Sask. NDP Leader Ryan Meili to step down, will remain as interim leader until party chooses a successor
Ryan Meili will announce he is resigning as Saskatchewan NDP leader on Friday morning, CBC News has learned.
Meili will remain as interim leader until the party chooses his replacement.
“I’ve been thinking about this for a while,” Meili told CBC News in advance of his public announcement.
“I think it’s time for a different voice.”
Meili said he intends to remain in caucus as the MLA for Saskatoon Meewasin.
On Tuesday, the Saskatchewan Party’s Jim Lemaigre won the Athabasca byelection, taking the seat the NDP had held since 1998.
NDP candidate Georgina Jolibiois was seen as the favourite, as a former MP and longtime mayor of La Loche.
Following a preliminary count of ballots, Lemaigre had 1,146 votes (51.4 per cent) of votes counted so far, while Jolibois had 900 votes (40.4 per cent).
Only 24 per cent of registered voters cast ballots in the byelection.
Meili said the result was not the reason for his decision but said it was “clarifying.” He said losing the seat was “really disappointing.”
Choosing a new leader
He had been quiet on social media following the result, which fueled speculation about his future.
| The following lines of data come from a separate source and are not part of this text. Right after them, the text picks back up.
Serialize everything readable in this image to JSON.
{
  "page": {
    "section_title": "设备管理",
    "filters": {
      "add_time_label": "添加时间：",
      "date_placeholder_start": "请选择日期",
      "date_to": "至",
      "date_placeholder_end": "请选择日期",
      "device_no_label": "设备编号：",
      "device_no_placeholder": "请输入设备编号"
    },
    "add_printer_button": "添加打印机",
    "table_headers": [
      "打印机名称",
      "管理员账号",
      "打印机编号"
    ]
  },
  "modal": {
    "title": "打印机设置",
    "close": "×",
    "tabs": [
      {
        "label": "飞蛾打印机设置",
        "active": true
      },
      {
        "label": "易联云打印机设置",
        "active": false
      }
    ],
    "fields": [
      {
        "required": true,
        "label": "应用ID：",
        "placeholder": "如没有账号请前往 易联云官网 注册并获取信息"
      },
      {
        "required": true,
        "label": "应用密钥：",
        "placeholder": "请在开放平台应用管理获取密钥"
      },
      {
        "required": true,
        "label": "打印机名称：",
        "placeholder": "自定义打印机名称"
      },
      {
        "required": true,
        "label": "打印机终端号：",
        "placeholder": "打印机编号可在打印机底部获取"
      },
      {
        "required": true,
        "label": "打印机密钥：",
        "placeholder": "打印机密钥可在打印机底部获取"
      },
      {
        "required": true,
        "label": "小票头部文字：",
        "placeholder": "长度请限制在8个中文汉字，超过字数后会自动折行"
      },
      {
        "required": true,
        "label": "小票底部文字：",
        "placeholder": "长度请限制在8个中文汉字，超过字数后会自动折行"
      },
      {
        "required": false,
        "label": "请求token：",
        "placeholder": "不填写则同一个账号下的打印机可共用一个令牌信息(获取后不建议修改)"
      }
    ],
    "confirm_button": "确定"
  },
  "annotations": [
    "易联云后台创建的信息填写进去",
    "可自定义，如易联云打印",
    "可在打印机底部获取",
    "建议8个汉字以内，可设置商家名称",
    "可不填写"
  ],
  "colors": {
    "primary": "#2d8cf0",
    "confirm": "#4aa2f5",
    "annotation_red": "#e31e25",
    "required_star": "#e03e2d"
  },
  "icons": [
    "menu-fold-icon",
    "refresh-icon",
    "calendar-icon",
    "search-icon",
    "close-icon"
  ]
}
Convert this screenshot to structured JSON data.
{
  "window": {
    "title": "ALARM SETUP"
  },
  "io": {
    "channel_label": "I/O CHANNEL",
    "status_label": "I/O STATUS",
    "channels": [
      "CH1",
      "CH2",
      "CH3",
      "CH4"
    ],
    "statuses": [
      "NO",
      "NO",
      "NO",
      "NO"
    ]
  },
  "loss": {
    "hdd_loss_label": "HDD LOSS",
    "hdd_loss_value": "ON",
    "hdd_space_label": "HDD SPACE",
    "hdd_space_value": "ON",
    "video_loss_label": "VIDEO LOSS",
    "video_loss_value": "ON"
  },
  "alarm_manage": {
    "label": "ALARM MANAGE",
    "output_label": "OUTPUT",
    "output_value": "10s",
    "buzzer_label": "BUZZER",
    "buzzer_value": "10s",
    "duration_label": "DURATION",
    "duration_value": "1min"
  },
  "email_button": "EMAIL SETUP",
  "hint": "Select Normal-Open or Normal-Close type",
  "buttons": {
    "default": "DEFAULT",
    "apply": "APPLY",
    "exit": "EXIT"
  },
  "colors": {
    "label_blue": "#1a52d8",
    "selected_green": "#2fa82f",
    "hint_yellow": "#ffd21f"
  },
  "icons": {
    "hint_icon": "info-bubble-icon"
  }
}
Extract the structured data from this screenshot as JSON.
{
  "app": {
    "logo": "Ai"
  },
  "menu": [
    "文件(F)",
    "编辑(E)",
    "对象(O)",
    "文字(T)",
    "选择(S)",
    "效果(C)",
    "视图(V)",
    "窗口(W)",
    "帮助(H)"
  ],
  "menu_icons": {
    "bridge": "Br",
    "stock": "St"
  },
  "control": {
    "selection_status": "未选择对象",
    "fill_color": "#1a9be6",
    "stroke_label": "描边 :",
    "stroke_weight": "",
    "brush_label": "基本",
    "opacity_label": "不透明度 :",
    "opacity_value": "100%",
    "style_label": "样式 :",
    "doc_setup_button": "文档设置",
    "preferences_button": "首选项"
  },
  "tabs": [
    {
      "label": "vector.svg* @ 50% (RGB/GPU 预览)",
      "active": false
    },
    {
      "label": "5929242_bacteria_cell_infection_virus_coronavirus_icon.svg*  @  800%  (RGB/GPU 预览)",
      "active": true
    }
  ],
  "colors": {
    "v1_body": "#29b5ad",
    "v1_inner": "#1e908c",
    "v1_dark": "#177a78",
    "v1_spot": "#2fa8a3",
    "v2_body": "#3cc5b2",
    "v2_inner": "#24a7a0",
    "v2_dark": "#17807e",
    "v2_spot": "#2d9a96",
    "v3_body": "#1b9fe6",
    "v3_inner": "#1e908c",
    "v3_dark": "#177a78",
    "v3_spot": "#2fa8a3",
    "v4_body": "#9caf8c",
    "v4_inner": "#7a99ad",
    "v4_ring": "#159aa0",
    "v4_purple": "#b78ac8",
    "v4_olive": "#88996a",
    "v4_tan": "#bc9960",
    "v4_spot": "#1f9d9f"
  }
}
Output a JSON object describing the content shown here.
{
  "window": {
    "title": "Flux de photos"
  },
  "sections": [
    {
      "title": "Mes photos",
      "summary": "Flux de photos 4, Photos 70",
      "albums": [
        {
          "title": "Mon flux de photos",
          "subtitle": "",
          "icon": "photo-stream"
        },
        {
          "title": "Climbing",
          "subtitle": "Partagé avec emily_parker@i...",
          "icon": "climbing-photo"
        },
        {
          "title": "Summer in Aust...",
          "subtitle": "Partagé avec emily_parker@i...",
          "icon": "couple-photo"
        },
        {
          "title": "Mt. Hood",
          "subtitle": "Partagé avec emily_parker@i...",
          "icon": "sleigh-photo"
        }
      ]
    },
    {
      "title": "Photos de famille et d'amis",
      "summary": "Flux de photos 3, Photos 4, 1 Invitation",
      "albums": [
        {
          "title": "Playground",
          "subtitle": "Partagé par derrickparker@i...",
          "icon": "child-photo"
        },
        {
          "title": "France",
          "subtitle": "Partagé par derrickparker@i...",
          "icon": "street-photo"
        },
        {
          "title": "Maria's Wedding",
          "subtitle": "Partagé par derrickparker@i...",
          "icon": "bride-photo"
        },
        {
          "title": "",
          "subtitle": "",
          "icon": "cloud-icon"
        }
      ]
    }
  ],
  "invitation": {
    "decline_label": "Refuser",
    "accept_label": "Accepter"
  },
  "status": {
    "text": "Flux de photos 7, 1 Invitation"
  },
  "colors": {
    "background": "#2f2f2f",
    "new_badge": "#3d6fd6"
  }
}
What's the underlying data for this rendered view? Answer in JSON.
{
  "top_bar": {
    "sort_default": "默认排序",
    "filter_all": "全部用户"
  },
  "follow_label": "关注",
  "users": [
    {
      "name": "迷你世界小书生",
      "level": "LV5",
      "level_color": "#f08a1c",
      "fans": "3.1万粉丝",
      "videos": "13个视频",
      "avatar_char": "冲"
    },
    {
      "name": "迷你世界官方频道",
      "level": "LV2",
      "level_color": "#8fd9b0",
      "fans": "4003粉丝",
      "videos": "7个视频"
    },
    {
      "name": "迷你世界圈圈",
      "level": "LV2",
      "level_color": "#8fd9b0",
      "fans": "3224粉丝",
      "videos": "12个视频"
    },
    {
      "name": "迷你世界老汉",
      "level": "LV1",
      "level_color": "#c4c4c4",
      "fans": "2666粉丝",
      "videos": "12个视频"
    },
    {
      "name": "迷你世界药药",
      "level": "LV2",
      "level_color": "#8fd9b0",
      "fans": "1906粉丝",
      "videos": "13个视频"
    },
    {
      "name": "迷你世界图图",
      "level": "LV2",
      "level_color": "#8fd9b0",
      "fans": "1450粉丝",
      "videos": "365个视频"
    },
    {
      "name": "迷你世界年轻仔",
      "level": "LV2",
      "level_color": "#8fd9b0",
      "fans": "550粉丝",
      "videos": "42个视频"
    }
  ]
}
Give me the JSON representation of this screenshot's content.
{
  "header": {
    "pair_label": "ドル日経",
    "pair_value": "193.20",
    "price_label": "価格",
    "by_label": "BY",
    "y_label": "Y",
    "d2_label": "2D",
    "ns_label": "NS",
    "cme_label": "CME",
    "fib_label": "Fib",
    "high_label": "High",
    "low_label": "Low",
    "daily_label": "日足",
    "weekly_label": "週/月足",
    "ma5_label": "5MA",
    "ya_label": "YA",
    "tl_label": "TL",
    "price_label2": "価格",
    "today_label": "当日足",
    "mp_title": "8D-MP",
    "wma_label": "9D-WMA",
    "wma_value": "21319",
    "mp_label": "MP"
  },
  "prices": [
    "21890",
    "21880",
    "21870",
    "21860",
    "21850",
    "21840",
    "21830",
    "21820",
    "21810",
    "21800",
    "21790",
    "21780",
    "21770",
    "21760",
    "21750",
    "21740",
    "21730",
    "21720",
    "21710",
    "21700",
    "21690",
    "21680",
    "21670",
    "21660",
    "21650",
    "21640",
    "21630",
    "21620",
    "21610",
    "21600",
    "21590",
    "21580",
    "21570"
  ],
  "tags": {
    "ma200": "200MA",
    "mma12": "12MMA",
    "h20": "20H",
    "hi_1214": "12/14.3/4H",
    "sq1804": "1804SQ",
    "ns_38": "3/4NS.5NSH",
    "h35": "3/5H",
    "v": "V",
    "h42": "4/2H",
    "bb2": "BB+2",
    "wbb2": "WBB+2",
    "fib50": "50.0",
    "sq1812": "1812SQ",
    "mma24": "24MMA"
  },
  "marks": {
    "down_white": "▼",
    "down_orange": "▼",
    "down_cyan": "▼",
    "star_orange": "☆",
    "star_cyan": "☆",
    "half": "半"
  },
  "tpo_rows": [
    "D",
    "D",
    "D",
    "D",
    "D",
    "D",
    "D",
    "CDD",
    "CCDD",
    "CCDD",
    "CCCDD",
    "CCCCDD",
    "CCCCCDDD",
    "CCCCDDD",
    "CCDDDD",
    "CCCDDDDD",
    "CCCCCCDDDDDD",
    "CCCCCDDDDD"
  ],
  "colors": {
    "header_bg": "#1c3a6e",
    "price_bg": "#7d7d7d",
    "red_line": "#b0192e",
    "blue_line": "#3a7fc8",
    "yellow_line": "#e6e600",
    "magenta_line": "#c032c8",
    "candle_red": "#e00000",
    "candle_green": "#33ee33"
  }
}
“I’ve been proud of the work I’ve been able to be a part of as leader and as part of this caucus the things that we’ve fought for access to health care, fixing problems in our classrooms, keeping jobs in Saskatchewan, investing in renewable power. These are things I really care about.”
Meili said the pandemic played a role in the decision.
“It would be hard to describe this last period without discussing the pandemic and how central that has been to my role as leader of the opposition and the work we’ve had to do.”
Meili said he believes the end of the pandemic is approaching and said as someone who has advocated for masks and mandates at a time when people are ready to move beyond, “it is time for a new voice.”
Meili said support for his party has grown and said the right-wing of the province is “fracturing” and he feels there is “a real opportunity for an NDP government.”
“To take full advantage of that opportunity, we do need a new voice.”
Meili said he has asked the party president to trigger a leadership race.
He said his recommendation is for the party to choose a new leader within a few months.
Meili said the pandemic has been hard on his family like others in the province. He mentioned his wife Mahli Brindamour who is a pediatrician and has been under “an extreme amount of pressure.”
He said he is looking forward to spending more time with his sons Abe and Gus.
“We need a leader who comes in with the full support of caucus and the party so that we can work to have that electoral success in 2024.”
“Scott Moe has proven he is willing to put politics ahead of people’s lives and we need a government that actually cares about Saskatchewan people.”
Leader since 2018
After two failed attempts to become party leader in 2009 and 2012, Meili won the leadership in March of 2018.
The 2020 provincial election saw the NDP fail to build on the 13 seats it had before the election.
Meili won his seat in Saskatoon Meewasin with 51 per cent of the vote.
In October 2021, Meili received 72 per cent support from NDP delegates at the party’s annual convention. A total of 124 delegates or 28 per cent voted to hold a leadership review.
The party will now select its fourth leader since Lorne Calvert’s retirement in 2008.
“You don’t become leader of the opposition to be leader of the opposition. You come with a plan to become premier. I’m sorry that I won’t be able to play that role,” Meili said.
“I feel good about making a decision that is best for the party and the province.”
Meili compared himself a Peloton, the trendy home exercise bike which saw its popularity skyrocket early in the pandemic, only to have its share price plummet in recent months.
“I was walking through the snow the other day and I thought ‘I’m a bit of a Peloton right now.’ I was what we needed. It was really important to have a physician as a leader during this pandemic and for us as a party to be willing to say the tough things about public health.”
“As we move past this phase people are going to be needing a new voice.”